Items from an interface collection:
§
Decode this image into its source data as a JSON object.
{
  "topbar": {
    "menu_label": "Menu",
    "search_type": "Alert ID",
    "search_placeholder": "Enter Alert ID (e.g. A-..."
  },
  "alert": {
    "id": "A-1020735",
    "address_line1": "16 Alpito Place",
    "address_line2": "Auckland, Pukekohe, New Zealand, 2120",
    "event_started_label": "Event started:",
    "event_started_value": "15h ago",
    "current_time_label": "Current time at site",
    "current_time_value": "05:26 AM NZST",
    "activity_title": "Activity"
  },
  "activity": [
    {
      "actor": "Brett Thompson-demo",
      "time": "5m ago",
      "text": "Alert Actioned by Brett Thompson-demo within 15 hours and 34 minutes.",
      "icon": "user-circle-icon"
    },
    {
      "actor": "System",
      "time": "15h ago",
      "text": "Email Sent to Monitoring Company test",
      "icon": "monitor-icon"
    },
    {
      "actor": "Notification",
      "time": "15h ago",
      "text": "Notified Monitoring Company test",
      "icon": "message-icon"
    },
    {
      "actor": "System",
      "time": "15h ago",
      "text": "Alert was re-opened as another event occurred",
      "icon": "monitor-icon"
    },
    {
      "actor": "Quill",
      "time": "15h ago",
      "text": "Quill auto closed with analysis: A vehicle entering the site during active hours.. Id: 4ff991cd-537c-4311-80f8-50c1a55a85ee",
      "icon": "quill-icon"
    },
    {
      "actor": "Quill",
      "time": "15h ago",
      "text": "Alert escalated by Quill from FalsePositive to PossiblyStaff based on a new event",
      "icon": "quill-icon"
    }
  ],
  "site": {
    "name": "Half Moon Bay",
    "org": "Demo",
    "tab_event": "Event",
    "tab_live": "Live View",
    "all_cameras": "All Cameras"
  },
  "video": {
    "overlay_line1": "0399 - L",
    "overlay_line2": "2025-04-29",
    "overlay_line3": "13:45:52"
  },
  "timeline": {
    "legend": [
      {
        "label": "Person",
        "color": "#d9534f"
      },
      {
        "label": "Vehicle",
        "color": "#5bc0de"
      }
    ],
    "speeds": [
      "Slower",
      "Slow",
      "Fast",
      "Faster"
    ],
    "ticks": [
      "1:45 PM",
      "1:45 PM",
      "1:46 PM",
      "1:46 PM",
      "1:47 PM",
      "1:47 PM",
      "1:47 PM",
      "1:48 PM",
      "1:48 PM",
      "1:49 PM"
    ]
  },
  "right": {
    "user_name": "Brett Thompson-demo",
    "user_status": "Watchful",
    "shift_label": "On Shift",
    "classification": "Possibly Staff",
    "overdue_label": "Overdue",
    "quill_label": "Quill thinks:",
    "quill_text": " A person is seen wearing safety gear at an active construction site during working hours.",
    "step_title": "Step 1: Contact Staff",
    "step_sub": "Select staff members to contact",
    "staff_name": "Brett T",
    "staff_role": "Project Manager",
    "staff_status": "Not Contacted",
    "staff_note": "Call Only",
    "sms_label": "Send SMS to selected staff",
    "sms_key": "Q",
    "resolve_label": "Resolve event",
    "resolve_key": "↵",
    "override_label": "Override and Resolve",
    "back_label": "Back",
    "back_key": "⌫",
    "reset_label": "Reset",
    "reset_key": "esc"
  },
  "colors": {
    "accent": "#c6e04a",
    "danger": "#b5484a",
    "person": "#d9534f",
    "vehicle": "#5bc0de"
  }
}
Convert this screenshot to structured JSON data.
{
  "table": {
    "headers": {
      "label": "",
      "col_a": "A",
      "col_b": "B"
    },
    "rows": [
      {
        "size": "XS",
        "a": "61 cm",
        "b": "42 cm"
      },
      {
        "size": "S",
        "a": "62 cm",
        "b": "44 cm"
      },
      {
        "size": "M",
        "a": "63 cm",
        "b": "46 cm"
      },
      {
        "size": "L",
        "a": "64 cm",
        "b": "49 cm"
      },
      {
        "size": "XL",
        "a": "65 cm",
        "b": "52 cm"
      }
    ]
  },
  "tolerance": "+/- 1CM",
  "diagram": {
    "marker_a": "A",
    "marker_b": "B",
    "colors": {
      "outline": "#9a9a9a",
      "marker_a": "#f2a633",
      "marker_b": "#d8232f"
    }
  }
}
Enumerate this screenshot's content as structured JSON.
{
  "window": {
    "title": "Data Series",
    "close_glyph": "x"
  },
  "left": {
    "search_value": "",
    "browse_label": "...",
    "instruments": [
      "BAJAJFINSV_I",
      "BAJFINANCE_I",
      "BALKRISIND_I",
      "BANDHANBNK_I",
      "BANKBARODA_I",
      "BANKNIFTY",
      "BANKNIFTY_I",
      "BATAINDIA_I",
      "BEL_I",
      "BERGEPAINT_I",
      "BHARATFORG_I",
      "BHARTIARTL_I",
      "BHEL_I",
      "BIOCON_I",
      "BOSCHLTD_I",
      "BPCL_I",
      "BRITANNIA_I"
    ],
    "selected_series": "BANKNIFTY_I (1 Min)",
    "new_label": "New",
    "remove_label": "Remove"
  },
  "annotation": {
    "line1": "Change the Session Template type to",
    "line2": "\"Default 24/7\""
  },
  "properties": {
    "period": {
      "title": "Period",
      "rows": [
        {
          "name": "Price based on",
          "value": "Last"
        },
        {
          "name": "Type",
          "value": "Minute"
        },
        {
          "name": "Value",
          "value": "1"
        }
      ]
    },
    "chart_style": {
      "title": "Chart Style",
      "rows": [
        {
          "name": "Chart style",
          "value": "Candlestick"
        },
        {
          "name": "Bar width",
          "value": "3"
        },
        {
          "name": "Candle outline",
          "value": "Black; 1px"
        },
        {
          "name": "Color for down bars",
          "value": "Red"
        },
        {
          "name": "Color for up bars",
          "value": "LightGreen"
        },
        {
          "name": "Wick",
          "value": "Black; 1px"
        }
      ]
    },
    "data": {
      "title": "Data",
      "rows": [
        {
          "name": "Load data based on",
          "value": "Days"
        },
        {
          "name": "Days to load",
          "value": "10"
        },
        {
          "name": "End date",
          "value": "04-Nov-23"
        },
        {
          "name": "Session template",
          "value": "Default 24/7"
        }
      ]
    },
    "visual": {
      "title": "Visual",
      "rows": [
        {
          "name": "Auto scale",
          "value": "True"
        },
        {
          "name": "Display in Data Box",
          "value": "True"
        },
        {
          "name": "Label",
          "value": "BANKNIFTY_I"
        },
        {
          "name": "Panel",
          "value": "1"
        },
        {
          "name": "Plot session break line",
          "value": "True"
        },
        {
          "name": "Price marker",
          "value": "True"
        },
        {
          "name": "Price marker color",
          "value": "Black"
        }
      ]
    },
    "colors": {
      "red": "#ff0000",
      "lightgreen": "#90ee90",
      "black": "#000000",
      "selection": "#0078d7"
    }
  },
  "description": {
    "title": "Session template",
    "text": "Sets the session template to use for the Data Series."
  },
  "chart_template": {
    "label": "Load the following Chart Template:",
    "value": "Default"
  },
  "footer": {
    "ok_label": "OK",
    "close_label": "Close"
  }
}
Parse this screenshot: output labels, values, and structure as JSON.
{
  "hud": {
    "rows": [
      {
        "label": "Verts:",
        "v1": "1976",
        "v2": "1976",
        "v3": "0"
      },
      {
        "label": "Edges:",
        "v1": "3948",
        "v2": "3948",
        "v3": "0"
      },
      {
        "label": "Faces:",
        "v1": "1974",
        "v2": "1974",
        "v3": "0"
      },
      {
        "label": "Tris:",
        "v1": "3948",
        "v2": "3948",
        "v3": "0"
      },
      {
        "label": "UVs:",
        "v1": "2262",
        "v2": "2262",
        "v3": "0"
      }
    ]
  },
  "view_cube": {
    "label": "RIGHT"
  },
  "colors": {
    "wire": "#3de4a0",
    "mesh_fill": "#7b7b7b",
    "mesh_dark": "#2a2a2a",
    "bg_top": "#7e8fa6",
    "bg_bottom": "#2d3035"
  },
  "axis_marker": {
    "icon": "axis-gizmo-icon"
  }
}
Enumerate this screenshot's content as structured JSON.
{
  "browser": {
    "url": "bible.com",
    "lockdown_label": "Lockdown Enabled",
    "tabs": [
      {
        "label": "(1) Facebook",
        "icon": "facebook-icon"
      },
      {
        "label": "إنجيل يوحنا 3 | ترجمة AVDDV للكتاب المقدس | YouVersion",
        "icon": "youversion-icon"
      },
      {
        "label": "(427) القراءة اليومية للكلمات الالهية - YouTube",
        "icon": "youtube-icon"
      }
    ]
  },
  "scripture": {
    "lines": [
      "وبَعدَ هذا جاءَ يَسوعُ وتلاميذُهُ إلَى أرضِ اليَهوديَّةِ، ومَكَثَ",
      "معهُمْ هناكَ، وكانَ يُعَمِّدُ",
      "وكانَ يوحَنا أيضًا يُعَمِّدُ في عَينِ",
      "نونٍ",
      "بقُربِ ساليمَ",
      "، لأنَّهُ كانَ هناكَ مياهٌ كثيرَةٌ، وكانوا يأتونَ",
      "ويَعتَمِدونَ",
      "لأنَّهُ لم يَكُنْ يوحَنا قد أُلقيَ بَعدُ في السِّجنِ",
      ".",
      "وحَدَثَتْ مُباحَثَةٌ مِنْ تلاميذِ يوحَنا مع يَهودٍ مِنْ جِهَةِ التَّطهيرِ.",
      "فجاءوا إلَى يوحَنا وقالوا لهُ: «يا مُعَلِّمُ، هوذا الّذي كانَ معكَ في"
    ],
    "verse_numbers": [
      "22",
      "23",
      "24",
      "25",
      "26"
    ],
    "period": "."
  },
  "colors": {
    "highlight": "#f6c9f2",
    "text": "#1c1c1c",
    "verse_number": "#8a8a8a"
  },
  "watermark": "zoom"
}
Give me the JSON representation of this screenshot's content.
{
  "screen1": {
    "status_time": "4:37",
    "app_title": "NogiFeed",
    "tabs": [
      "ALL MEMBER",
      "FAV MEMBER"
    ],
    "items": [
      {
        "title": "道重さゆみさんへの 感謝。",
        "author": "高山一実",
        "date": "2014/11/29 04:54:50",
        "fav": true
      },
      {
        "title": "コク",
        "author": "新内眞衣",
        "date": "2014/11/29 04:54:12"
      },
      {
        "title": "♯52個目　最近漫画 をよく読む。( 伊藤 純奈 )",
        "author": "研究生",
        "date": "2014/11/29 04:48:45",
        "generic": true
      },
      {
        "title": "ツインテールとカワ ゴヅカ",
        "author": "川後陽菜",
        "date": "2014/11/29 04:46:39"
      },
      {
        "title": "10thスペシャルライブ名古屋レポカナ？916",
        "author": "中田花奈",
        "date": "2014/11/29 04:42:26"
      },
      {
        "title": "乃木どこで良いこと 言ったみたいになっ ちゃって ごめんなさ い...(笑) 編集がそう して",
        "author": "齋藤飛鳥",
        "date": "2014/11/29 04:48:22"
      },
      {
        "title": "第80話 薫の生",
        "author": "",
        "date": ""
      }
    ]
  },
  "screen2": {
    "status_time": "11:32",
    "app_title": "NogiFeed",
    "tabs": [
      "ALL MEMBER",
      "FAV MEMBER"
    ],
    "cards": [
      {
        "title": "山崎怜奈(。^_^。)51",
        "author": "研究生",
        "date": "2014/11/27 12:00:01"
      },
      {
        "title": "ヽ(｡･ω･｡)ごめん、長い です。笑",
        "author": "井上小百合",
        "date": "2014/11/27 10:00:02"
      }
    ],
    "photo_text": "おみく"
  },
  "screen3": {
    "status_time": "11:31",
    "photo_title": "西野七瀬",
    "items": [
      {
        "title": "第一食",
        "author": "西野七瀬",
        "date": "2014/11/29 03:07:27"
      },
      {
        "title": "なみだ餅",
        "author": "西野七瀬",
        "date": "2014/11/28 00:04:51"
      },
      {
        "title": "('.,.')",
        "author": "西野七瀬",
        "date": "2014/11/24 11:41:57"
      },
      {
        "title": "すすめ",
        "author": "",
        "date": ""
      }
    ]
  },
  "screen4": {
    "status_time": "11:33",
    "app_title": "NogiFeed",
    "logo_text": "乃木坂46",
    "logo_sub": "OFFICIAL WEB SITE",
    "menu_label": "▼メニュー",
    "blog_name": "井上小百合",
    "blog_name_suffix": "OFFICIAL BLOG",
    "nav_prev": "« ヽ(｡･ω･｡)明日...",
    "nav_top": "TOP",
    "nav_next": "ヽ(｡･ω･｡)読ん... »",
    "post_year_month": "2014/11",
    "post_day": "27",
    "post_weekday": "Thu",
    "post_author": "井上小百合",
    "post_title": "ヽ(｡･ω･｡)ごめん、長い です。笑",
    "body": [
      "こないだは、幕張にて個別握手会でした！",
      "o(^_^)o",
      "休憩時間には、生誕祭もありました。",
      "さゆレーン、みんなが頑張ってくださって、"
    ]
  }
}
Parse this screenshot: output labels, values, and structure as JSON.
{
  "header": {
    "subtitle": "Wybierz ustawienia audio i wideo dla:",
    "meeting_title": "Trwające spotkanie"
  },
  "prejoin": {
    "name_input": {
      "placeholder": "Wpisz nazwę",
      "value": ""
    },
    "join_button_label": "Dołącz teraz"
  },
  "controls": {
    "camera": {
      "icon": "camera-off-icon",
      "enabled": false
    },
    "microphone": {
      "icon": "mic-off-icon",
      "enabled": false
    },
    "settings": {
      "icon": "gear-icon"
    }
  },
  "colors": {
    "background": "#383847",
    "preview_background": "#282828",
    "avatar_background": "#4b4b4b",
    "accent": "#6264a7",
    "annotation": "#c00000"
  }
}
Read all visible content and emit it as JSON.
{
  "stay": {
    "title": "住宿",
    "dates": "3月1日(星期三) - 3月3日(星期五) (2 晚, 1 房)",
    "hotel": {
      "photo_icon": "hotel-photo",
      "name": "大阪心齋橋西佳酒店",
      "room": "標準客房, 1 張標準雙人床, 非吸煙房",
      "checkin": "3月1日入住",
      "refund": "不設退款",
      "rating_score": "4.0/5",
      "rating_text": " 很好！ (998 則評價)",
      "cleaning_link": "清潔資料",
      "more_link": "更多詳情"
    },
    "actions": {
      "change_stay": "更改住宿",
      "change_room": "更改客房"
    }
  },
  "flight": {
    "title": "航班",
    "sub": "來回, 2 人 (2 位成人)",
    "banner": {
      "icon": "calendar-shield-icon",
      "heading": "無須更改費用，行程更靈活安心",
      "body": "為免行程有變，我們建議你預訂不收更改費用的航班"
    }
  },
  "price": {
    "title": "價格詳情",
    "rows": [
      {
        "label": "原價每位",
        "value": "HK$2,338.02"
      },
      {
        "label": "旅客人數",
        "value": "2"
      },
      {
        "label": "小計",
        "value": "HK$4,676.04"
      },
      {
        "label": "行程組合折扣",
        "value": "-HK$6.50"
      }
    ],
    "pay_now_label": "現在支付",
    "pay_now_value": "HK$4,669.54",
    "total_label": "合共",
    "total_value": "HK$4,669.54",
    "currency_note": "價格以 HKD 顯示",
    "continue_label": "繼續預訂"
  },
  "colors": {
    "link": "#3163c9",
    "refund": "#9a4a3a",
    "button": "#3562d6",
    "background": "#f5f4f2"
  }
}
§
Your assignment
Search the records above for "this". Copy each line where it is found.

Solved exercise
Decode this image into its source data as a JSON object.
Convert this screenshot to structured JSON data.
Enumerate this screenshot's content as structured JSON.
Parse this screenshot: output labels, values, and structure as JSON.
Enumerate this screenshot's content as structured JSON.
Give me the JSON representation of this screenshot's content.
Parse this screenshot: output labels, values, and structure as JSON.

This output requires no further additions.